Electronic circuit boards that are stretchable may soon be used in robots and wearable smart clothing, say researchers at a US-based university.
The aim of research at Purdue University is to inkjet-print liquid-metal alloys to create a new type of flexible electronic circuit.
Elastic technologies could make possible a new class of pliable robots and stretchable garments that people might wear to interact with computers or for therapeutic purposes. However, new manufacturing techniques must be developed before soft machines become commercially feasible, said Rebecca Kramer, an assistant professor of mechanical engineering at Purdue University.
“We want to create stretchable electronics that might be compatible with soft machines, such as robots that need to squeeze through small spaces, or wearable technologies that aren’t restrictive of motion,” said Kramer. “Conductors made from liquid metal can stretch and deform without breaking.”

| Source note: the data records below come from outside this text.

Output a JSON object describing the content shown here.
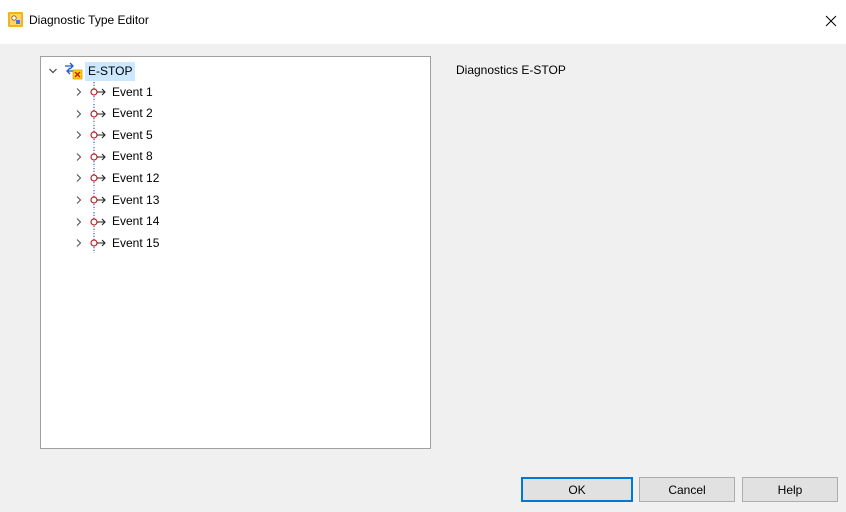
{
  "window": {
    "title": "Diagnostic Type Editor",
    "close_glyph": "×",
    "icon": "app-icon"
  },
  "tree": {
    "root": {
      "label": "E-STOP",
      "expanded": true,
      "selected": true,
      "icon": "diagnostic-type-icon"
    },
    "events": [
      {
        "label": "Event 1"
      },
      {
        "label": "Event 2"
      },
      {
        "label": "Event 5"
      },
      {
        "label": "Event 8"
      },
      {
        "label": "Event 12"
      },
      {
        "label": "Event 13"
      },
      {
        "label": "Event 14"
      },
      {
        "label": "Event 15"
      }
    ]
  },
  "detail": {
    "description": "Diagnostics E-STOP"
  },
  "buttons": {
    "ok": "OK",
    "cancel": "Cancel",
    "help": "Help"
  },
  "colors": {
    "selection": "#cce8ff",
    "default_button_border": "#0078d7"
  }
}
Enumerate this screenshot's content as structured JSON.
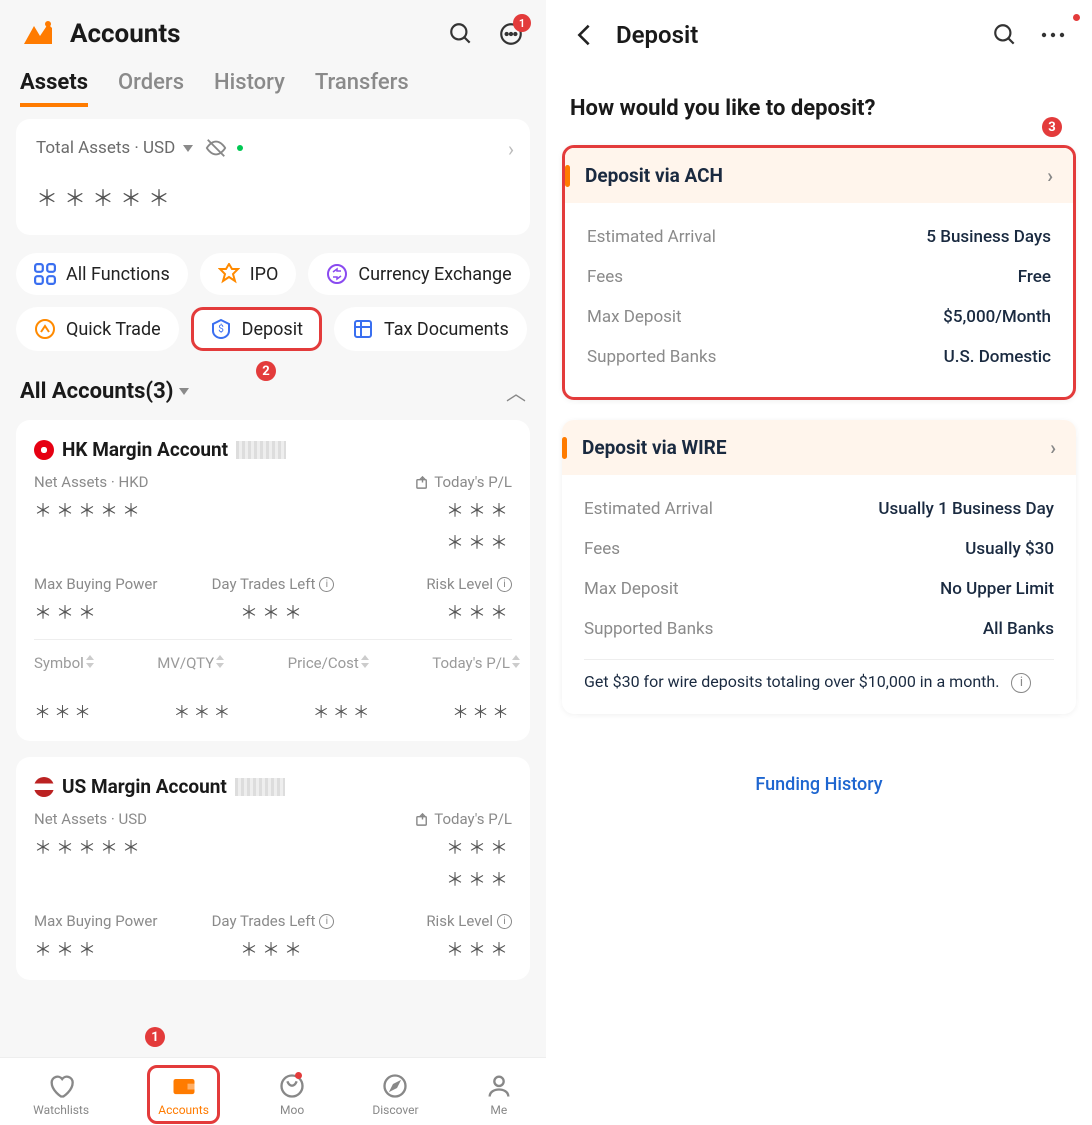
{
  "left": {
    "header_title": "Accounts",
    "msg_badge": "1",
    "tabs": [
      "Assets",
      "Orders",
      "History",
      "Transfers"
    ],
    "active_tab": 0,
    "total_card": {
      "label": "Total Assets · USD",
      "value": "＊＊＊＊＊"
    },
    "func_chips_row1": [
      {
        "icon": "grid",
        "label": "All Functions",
        "color": "#3a6ff0"
      },
      {
        "icon": "ipo",
        "label": "IPO",
        "color": "#ff8a00"
      },
      {
        "icon": "exchange",
        "label": "Currency Exchange",
        "color": "#8a4af0"
      }
    ],
    "func_chips_row2": [
      {
        "icon": "trade",
        "label": "Quick Trade",
        "color": "#ff8a00"
      },
      {
        "icon": "deposit",
        "label": "Deposit",
        "color": "#3a6ff0",
        "highlight": true
      },
      {
        "icon": "docs",
        "label": "Tax Documents",
        "color": "#3a6ff0"
      }
    ],
    "all_accounts_label": "All Accounts(3)",
    "accounts": [
      {
        "flag": "hk",
        "name": "HK Margin Account",
        "net_assets_label": "Net Assets · HKD",
        "pl_label": "Today's P/L",
        "net_assets_value": "＊＊＊＊＊",
        "pl_value1": "＊＊＊",
        "pl_value2": "＊＊＊",
        "metrics": [
          {
            "label": "Max Buying Power",
            "value": "＊＊＊"
          },
          {
            "label": "Day Trades Left",
            "value": "＊＊＊",
            "info": true
          },
          {
            "label": "Risk Level",
            "value": "＊＊＊",
            "info": true
          }
        ],
        "table_headers": [
          "Symbol",
          "MV/QTY",
          "Price/Cost",
          "Today's P/L"
        ],
        "table_row": [
          "＊＊＊",
          "＊＊＊",
          "＊＊＊",
          "＊＊＊"
        ]
      },
      {
        "flag": "us",
        "name": "US Margin Account",
        "net_assets_label": "Net Assets · USD",
        "pl_label": "Today's P/L",
        "net_assets_value": "＊＊＊＊＊",
        "pl_value1": "＊＊＊",
        "pl_value2": "＊＊＊",
        "metrics": [
          {
            "label": "Max Buying Power",
            "value": "＊＊＊"
          },
          {
            "label": "Day Trades Left",
            "value": "＊＊＊",
            "info": true
          },
          {
            "label": "Risk Level",
            "value": "＊＊＊",
            "info": true
          }
        ]
      }
    ],
    "bottom_nav": [
      "Watchlists",
      "Accounts",
      "Moo",
      "Discover",
      "Me"
    ],
    "bottom_nav_active": 1,
    "callouts": {
      "1": "1",
      "2": "2"
    }
  },
  "right": {
    "header_title": "Deposit",
    "question": "How would you like to deposit?",
    "callout_3": "3",
    "methods": [
      {
        "title": "Deposit via ACH",
        "highlight": true,
        "rows": [
          {
            "label": "Estimated Arrival",
            "value": "5 Business Days"
          },
          {
            "label": "Fees",
            "value": "Free"
          },
          {
            "label": "Max Deposit",
            "value": "$5,000/Month"
          },
          {
            "label": "Supported Banks",
            "value": "U.S. Domestic"
          }
        ]
      },
      {
        "title": "Deposit via WIRE",
        "highlight": false,
        "rows": [
          {
            "label": "Estimated Arrival",
            "value": "Usually 1 Business Day"
          },
          {
            "label": "Fees",
            "value": "Usually $30"
          },
          {
            "label": "Max Deposit",
            "value": "No Upper Limit"
          },
          {
            "label": "Supported Banks",
            "value": "All Banks"
          }
        ],
        "note": "Get $30 for wire deposits totaling over $10,000 in a month."
      }
    ],
    "funding_link": "Funding History"
  }
}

Liquid metal in its native form is not inkjet-able so the research team has created liquid metal nanoparticles that are small enough to pass through an inkjet nozzle.
The nanoparticles are dispersed in a solvent, such as ethanol, for printing. The ethanol evaporates away so we are just left with liquid metal nanoparticles on a surface.
After printing, the nanoparticles must be rejoined by applying light pressure, which renders the material conductive. This step is necessary because the liquid-metal nanoparticles are initially coated with oxidized gallium, which acts as a skin that prevents electrical conductivity.
“But it’s a fragile skin, so when you apply pressure it breaks the skin and everything coalesces into one uniform film,” said Kramer. “We can do this either by stamping or by dragging something across the surface, such as the sharp edge of a silicon tip.”
The process could make it possible to rapidly mass-produce large quantities of the film.
A new potential manufacturing approach focuses on harnessing inkjet printing to create devices made of liquid alloys.
“This process now allows us to print flexible and stretchable conductors onto anything, including elastic materials and fabrics,” said Kramer.
A research paper about the method will appear on April 18 in the journal Advanced Materials. The paper generally introduces the method, called mechanically sintered gallium-indium nanoparticles, and describes research leading up to the project.
Future research will explore how the interaction between the ink and the surface being printed on might be conducive to the production of specific types of devices.